Scan the entries below for the word "icon" and copy every line where it turns up.

Page and application data records
+ + + +
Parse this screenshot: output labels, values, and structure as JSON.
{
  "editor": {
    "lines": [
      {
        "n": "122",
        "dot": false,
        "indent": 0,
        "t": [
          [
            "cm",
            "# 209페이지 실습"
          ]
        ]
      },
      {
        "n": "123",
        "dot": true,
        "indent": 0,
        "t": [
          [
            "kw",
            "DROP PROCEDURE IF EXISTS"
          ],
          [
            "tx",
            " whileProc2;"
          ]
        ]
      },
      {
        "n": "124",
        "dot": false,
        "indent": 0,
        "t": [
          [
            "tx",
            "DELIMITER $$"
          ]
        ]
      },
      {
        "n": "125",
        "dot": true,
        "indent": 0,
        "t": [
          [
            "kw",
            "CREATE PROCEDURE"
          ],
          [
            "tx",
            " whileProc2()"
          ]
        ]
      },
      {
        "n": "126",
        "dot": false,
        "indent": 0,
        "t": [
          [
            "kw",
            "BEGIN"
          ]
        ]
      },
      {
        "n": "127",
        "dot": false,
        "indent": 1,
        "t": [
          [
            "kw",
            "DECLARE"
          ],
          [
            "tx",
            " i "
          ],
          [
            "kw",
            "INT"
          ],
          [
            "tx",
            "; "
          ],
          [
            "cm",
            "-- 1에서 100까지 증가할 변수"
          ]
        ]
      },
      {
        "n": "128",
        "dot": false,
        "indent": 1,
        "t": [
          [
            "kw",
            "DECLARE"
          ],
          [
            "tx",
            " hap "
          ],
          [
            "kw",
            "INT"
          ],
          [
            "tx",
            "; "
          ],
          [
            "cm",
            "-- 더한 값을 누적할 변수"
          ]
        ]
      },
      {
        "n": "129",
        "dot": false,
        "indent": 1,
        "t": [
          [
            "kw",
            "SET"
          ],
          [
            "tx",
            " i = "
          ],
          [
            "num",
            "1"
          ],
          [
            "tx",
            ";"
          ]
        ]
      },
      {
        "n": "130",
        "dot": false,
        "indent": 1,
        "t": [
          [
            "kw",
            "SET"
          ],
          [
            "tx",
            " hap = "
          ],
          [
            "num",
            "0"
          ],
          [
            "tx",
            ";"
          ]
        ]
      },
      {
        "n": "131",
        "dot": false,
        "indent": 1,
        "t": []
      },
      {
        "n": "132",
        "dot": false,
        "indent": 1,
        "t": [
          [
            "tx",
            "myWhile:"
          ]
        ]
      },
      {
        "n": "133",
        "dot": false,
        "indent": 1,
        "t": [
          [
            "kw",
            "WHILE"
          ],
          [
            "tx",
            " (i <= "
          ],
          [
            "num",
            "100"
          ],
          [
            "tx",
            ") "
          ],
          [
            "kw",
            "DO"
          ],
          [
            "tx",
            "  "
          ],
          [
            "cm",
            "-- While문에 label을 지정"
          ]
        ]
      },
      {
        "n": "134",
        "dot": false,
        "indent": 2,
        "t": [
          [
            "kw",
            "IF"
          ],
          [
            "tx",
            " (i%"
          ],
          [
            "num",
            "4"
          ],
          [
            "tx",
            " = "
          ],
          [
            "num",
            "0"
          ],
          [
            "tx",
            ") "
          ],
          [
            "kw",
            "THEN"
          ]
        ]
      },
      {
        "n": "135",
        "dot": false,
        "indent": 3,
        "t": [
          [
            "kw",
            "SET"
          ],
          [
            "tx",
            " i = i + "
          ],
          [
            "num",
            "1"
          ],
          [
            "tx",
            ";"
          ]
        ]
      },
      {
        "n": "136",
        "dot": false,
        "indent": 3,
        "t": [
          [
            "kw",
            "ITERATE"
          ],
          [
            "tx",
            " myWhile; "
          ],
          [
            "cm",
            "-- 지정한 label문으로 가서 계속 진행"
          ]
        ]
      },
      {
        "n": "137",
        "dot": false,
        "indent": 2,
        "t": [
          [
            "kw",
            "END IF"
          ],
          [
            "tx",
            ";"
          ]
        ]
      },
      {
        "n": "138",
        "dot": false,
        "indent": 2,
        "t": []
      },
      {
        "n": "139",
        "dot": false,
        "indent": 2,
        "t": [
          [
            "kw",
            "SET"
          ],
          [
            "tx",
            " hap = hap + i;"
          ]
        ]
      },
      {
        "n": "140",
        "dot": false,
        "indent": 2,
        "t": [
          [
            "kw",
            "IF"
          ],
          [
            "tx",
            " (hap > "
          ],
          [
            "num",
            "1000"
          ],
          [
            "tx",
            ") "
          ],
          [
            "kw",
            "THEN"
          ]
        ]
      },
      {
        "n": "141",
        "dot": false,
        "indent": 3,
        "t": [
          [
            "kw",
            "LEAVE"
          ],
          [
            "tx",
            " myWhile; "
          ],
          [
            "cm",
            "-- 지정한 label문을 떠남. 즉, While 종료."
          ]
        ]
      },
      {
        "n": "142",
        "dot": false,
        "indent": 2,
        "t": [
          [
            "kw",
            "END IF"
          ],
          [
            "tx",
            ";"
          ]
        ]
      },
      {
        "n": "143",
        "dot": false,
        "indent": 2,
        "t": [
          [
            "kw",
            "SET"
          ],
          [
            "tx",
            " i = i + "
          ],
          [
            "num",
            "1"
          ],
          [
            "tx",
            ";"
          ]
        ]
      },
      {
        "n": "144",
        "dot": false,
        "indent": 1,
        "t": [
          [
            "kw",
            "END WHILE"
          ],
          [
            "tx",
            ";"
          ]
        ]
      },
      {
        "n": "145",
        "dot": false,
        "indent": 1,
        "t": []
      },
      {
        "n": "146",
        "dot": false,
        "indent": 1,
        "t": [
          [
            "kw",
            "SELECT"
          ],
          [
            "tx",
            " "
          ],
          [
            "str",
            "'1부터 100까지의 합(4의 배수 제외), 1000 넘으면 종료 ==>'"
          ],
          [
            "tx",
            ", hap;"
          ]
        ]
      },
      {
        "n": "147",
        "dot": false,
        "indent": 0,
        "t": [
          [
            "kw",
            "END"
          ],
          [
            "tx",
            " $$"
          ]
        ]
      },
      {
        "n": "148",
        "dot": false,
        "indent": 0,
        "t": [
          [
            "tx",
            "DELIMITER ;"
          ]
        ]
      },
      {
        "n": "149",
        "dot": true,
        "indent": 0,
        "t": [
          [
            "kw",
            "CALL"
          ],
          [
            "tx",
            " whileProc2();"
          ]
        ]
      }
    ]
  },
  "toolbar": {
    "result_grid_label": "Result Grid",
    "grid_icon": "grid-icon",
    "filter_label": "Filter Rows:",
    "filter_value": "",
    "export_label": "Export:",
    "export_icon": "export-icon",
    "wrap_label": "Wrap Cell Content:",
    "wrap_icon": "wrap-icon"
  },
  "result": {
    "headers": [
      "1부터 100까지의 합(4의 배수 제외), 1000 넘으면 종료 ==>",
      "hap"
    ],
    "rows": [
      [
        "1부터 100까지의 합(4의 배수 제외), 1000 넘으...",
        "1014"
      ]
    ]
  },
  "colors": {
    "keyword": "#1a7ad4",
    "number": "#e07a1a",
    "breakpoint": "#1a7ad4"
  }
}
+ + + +
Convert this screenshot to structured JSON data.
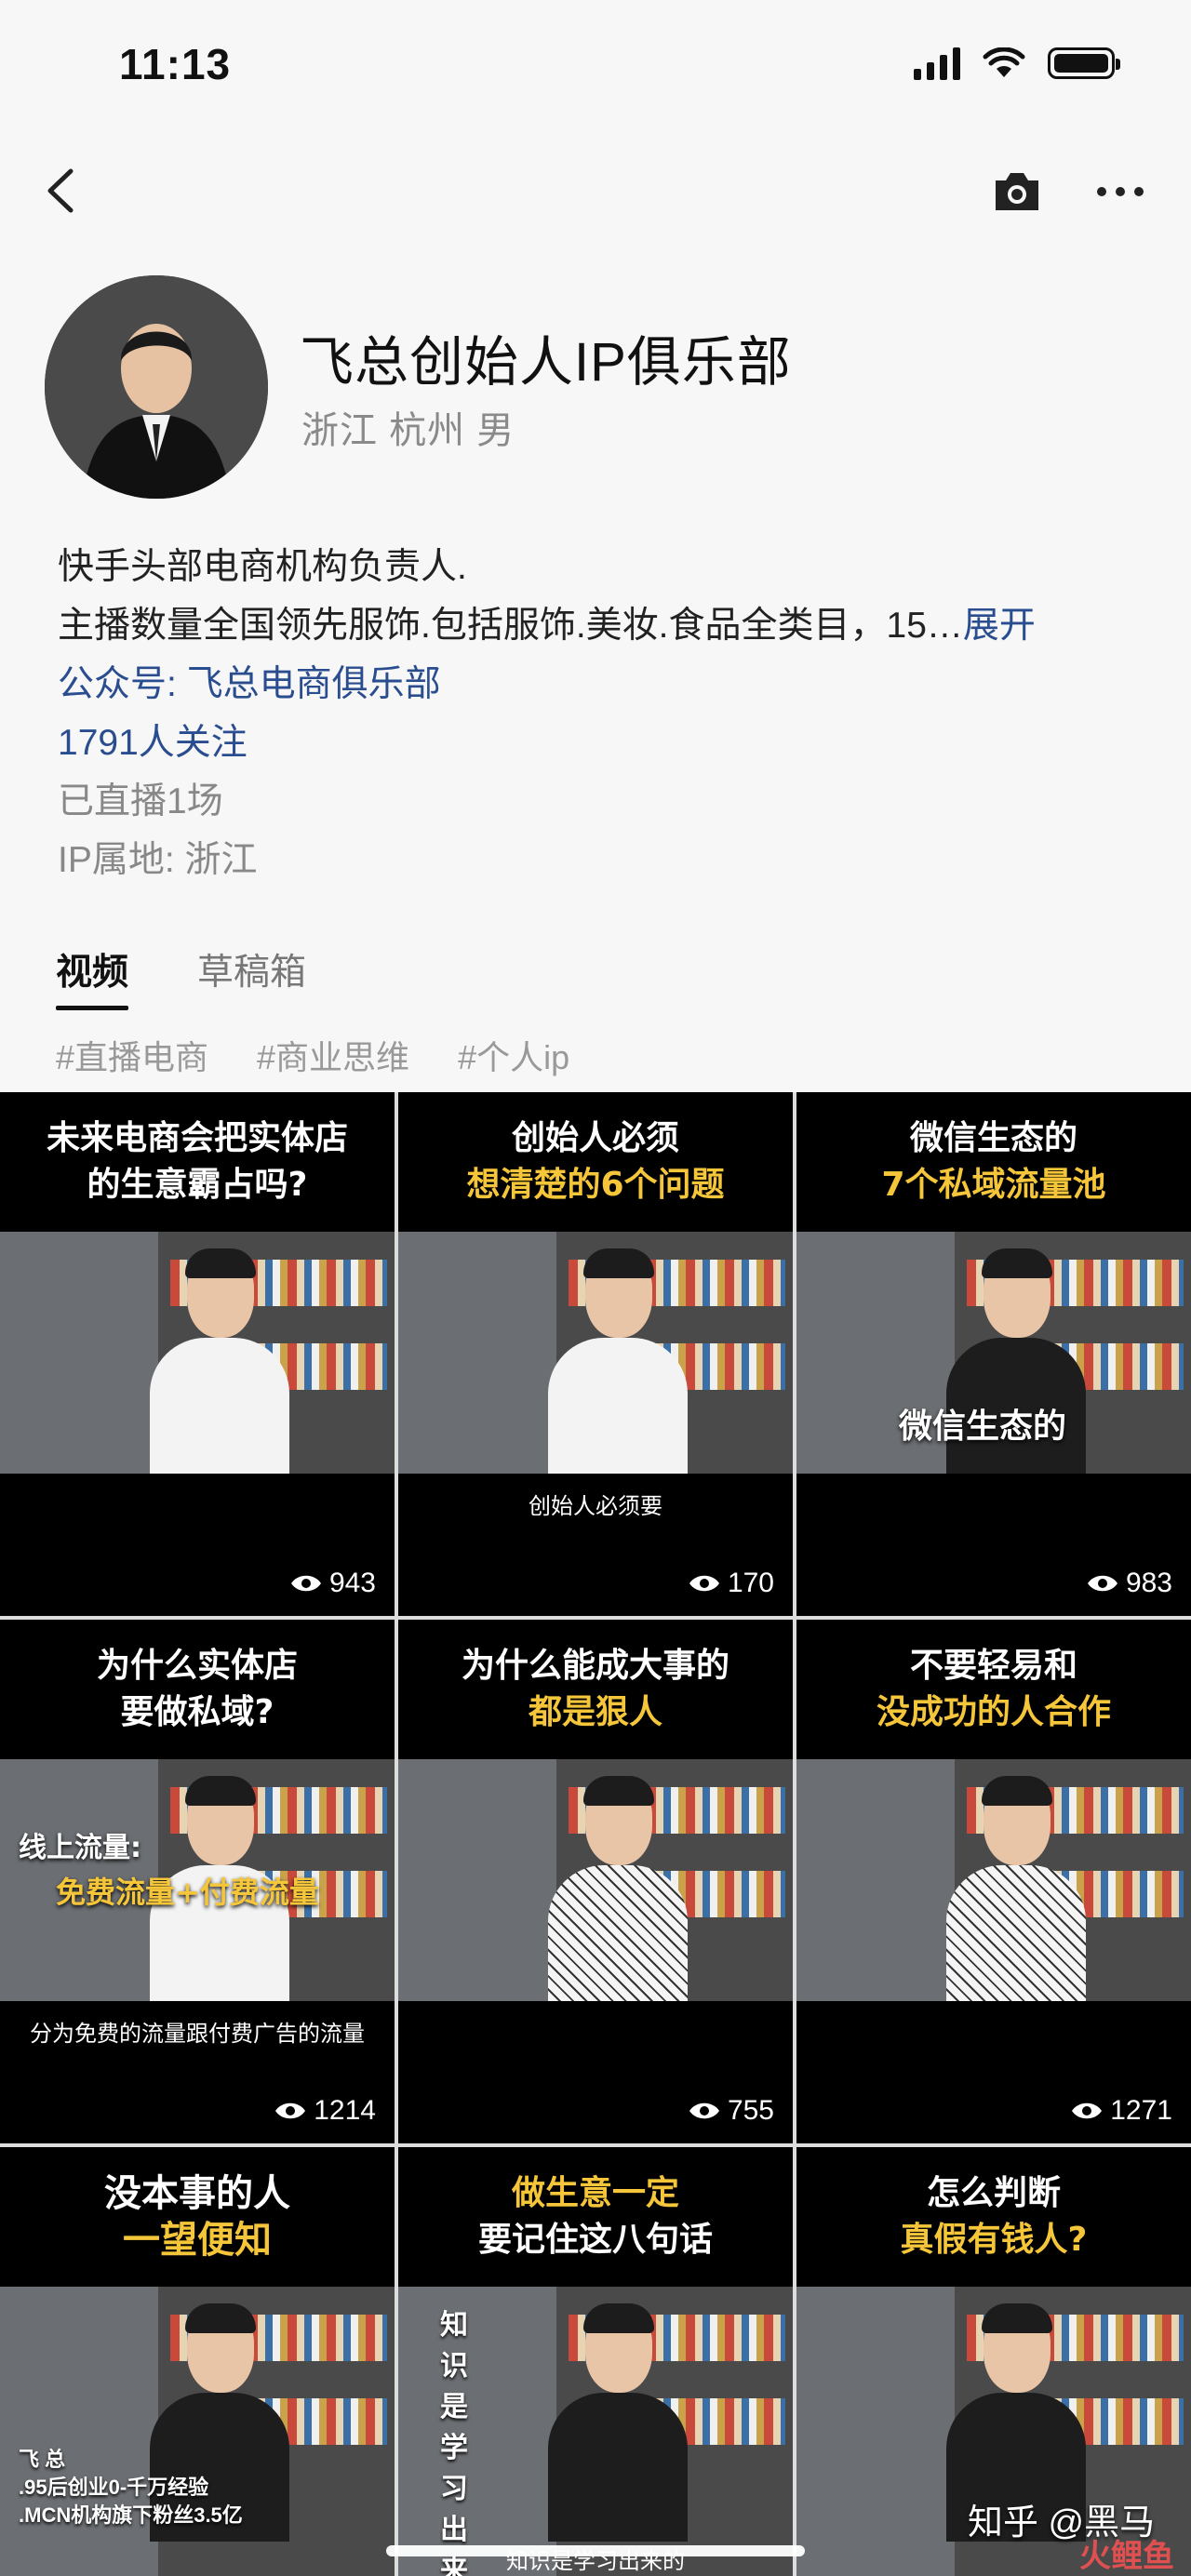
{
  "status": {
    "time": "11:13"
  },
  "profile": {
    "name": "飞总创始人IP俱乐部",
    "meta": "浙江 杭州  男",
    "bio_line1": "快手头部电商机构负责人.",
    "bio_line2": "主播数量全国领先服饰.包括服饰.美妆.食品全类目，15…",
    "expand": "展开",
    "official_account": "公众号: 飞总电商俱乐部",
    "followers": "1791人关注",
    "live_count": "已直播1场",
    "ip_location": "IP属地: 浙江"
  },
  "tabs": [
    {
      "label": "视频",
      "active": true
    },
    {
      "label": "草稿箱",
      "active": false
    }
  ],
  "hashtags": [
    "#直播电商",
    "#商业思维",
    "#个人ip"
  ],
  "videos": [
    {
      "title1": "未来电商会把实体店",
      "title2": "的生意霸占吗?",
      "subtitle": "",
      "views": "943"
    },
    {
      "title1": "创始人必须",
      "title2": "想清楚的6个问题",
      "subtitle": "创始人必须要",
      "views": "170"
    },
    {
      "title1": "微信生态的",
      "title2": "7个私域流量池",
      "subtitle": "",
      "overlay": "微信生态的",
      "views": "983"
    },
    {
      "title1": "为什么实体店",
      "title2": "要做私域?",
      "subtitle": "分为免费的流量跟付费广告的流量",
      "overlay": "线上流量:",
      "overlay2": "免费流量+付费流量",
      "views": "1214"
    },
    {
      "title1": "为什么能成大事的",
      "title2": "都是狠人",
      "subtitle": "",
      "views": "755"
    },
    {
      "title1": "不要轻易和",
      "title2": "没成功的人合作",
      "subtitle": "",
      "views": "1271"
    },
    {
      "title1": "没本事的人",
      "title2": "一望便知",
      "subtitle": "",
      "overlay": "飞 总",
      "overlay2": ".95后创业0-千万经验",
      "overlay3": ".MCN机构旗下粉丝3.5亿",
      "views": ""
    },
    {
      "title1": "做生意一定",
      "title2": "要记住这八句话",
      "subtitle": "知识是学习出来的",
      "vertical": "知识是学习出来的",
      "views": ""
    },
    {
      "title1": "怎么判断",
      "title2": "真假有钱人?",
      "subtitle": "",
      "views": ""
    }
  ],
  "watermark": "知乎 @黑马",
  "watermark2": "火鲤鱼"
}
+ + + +
## [TASK SOLUTION]
    "grid_icon": "grid-icon",
    "export_icon": "export-icon",
    "wrap_icon": "wrap-icon"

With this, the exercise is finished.